Let's assume I leave the top clamping bolt where it is: Measuring down from the pivot center: 65 x 1.38 = 89.7 or ~90mm. If I left the bottom bolt where it is: 97/1.38 = 70 So I can raise the bottom bolt or lower the top bolt to compensate for the cable wrap, radius error. The important measurement is where the cable enters and leaves the cable clamps. Not the nominal bolt centers. I shall have to measure the radius error next to see how far I need to move one, or both, of the clamping bolts.

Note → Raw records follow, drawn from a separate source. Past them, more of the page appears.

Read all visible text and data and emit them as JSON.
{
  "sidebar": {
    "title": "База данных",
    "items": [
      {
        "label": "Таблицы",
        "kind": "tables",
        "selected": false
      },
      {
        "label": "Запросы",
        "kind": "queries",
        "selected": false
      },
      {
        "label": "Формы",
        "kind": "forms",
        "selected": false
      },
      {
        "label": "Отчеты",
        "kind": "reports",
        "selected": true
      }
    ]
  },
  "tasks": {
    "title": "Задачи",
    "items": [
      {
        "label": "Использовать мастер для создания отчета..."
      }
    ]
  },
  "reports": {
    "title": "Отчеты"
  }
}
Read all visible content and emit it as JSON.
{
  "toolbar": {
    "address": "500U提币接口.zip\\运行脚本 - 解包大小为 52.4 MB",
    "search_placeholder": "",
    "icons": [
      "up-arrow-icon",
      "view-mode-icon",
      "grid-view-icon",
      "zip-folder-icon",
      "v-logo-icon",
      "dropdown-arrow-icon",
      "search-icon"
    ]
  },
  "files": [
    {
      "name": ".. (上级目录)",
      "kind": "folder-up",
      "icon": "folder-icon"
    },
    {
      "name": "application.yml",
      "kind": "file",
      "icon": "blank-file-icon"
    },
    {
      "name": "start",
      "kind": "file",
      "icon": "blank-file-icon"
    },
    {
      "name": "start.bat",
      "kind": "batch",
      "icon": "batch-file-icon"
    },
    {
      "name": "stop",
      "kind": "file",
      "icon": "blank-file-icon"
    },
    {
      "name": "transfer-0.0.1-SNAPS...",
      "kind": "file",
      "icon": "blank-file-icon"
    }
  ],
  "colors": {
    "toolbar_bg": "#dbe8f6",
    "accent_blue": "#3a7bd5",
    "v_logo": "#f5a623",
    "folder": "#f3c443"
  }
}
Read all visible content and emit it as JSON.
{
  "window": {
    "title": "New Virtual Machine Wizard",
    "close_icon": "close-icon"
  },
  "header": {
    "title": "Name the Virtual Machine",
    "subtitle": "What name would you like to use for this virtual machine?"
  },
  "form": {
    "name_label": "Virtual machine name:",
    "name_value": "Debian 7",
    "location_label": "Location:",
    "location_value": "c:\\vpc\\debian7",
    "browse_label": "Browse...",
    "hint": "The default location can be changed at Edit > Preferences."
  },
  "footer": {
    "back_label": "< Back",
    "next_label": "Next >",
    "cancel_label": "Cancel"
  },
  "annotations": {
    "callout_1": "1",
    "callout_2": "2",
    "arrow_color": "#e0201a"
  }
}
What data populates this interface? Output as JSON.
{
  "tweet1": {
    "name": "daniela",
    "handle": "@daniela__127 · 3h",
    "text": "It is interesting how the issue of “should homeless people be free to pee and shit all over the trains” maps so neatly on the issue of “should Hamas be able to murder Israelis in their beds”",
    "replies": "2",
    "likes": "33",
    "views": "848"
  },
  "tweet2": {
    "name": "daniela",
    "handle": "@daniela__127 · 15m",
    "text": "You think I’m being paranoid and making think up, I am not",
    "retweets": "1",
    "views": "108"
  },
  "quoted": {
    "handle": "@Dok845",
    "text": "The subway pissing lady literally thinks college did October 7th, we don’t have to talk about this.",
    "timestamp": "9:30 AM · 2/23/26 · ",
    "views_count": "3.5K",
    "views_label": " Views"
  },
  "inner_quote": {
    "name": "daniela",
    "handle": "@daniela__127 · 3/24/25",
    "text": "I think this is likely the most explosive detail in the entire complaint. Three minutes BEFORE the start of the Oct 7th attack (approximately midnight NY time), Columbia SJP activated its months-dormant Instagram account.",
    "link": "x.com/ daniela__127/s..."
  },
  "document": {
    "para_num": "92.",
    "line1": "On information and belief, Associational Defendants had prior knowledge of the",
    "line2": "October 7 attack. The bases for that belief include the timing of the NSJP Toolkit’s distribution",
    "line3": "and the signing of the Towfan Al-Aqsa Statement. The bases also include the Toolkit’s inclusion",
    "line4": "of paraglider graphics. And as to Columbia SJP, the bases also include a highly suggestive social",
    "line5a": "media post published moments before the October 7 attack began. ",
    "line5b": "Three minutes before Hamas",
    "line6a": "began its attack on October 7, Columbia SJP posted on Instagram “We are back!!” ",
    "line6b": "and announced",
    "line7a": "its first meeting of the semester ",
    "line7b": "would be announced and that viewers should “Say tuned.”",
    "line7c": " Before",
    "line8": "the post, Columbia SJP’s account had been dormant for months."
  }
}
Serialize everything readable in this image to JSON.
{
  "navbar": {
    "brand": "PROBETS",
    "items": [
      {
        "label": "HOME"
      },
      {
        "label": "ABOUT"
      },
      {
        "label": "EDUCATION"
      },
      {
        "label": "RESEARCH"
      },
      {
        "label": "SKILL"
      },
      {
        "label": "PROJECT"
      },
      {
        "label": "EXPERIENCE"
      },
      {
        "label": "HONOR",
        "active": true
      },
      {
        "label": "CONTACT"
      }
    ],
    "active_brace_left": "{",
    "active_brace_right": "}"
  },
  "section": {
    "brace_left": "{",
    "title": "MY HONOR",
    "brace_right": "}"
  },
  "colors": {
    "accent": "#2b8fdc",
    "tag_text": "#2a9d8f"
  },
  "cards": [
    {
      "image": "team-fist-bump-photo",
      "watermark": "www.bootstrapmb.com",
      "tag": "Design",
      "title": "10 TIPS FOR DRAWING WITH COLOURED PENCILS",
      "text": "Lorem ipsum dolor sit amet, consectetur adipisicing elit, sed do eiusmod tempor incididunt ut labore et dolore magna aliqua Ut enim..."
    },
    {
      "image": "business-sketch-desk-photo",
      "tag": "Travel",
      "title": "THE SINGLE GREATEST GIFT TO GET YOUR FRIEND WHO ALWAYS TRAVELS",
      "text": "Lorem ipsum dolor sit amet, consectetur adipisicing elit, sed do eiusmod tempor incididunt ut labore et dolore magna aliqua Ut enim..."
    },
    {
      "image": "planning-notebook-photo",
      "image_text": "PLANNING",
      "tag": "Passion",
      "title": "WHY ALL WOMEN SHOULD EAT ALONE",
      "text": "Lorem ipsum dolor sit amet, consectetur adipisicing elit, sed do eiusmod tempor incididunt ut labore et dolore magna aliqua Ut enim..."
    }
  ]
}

The actual measurements to the entry and exit cable points were 66mm and 98mm to the pivot. I decided to move the top cable clamp bolt down to 73mm to compensate. But then I had to hang the lever from the other side of the pivot clamp for the cable clamping bolts to safely clear the chainstay. The lever pivot clamp is now as high as it will go against the underside of the front gear changer. The image shows the fully forward position of the arm in bottom gear on the 36t sprocket. The arm is now far too long but handy for tensioning the cable during initial experiments. It is probably safe to saw it off now unless I can find a "prettier" replacement.
The gear indexing is now perfect with the trike up on the workstand. The Campag Ergo lever is still proving slightly sticky on upward changes when the cable is let out. So I removed the lever and its rubber hood and examined the innards with a bright LED torch and my strongest [supermarket bought] reading glasses. There was no sign of any stray strands from the frayed cable which I had removed before beginning the project. All I could do was smear the parts and the cable run with grease and refit the lever and its hood. After watching a Campagnolo video of dismantling an Ergo lever I decided to avoid meddling.
The large pulley being used for a downtube cable guide is not ideal and I would prefer a pipe or tunnel style of guide for much less visual impact and a much better cable run. It would be better if the cable ran in a more normal position on the downtube then curved gently around the seat tube to point straight at the top clamp of the radius arm.
I am pondering how to add a suitable pipe to a clamp without it all getting very ugly indeed. I suppose a pipe could be squashed beside the clamp's tension screw. Searching for cable guides doesn't produce anything commercially available. Only old-fashioned 1960s/70s Campag guides seem to pop up on eBay and 34.9mm was unheard of back then. If I used an under-BB guide the angle of the cable with the top clamp would be extreme and alter the ratio between start and finish of the arm's movement. Completely spoiling any hope of accurate indexing.
As the image above shows a brake noodle fitted perfectly behind the screw of the clamp and was snugged up perfectly. Having removed the unwanted end pieces I even slipped the low friction liner hose back in in to help things along. The "trumpet" shape on the end will ensure it stays there. The noodle pipe was bent in place which resulted in some minor kinks but these seem not to affect cable friction. I can make a much better job with a new noodle when I find a prettier clamp. A smarter 35mm [34.9] hinged clamp would certainly help the appearance. Which I have duly found and ordered online: A plain, hinged clamp with a neat bulge for a pulley center bolt.
[I may still make two small pulleys for the arm to avoid the cable damage from being wrapped tightly around the bolts. If I did use pulleys I must allow for the radius of each pulley to find the correct distances from the pivot. The pulley rims are the active radii measured from the lever's pivot. Larger pulleys would overlap if they maintained the correct 1:1.38 radii.] We're back to swings and roundabouts again!